OnePlus Open: Software
Among all its strengths, it’s surprisingly the software where the OnePlus Open seems to falter. It’s odd, as OnePlus has never truly struggled with providing a satisfying software experience, but here we are. OxygenOS 13.2 is built on Android 13, but it feels somewhat unfinished. Most of the time, it works exactly as you’d like it to, but minor hiccups here and there make for an unpolished experience.
The OnePlus Open can sometimes struggle to fit apps properly, resulting in odd formatting. The phone treats its internal folding displays as two separate screens instead of one large unit. The result is that many widgets and apps get stretched to fit the larger half of the display, while the smaller half’s display content can feel fairly disproportionate. It’s not a big issue, but it does lend to the unpolished feel.
Outside of these minor problems, the software generally flies. It does require some finagling here and there, but it performs well. Some features you would naturally expect on a foldable like the ability to change the default number of apps on a row are missing, but those can be fixed with a launcher.

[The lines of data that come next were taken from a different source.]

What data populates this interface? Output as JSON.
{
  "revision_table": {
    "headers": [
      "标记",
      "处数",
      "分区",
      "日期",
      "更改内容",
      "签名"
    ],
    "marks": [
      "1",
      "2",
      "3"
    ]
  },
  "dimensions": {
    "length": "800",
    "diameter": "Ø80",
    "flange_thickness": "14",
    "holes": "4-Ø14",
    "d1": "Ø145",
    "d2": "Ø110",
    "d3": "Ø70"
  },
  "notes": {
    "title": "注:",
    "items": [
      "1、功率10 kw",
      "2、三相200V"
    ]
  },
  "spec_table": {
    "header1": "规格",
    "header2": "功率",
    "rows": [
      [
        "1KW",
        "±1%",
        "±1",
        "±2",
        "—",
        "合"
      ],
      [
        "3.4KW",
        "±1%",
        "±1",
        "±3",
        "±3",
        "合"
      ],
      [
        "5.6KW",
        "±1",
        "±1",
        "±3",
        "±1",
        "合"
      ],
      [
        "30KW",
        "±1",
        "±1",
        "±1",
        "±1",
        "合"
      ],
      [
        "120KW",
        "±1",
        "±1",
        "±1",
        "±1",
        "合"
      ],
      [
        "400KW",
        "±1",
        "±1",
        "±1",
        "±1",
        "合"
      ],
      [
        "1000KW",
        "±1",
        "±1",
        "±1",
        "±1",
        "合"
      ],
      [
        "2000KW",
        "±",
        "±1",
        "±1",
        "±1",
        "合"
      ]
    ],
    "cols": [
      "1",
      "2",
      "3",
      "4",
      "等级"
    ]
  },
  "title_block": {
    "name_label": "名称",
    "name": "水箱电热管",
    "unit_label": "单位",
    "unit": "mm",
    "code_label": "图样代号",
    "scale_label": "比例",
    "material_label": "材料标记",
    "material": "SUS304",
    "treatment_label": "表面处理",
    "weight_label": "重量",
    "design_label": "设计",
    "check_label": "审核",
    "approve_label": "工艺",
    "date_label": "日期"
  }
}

OnePlus Open: Connectivity and Extras
Not too much to say here, the OnePlus Open has all the connectivity options under the sun to play with. It features eSIM support, Wi-Fi 7 support, and BlueTooth 5.3, keeping it at the top of the ladder in connectivity options. Naturally, NFC is also here, as you’d expect. 5G is the standard for the device, and overall there’s really nothing to complain about in this department.
OnePlus Open: Should You Buy?
Ultimately, whether you should buy the OnePlus Open or not comes down to your priorities in a foldable phone. At ₹139,999, it’s also a fair bit cheaper than its competition, the Samsung Galaxy Z Fold 5. It also possesses top-notch performance, a fantastic camera setup, and a uniquely premium design ethos. Size is also a factor if you’d like a foldable a bit larger than Samsung’s offering.
For the cons, the only real apparent problems it has are its lack of an IP rating and minor software issues. OxygenOS’s problems will probably be ironed out over time, so those aren’t too much of a problem. We’d say, if you’re eyeballing the OnePlus Open as an option, wait for a month or two to see if OnePlus improves on the device first, as that’s the only real roadblock to recommending this excellent device right now.
OnePlus Open: FAQ
The OnePlus Open costs ₹139,999, a fair bit cheaper than its main competitor, the ₹ 164,999 Samsung Galaxy Z Fold 5.
No, the OnePlus Open is not waterproof. It’s only rated IPX4, meaning it can take some splashes of water, but can’t and should never be submerged in water, even briefly.
The OnePlus Open runs on a flagship Qualcomm Snapdragon 8 Gen 2 chipset.
Like the Oppo Find N3, the OnePlus Open supports styluses, particularly the Oppo Pen that released with the Oppo Find N2.
Also, read about:OnePlus’s First Foldable Phone: The OnePlus Open or V Fold?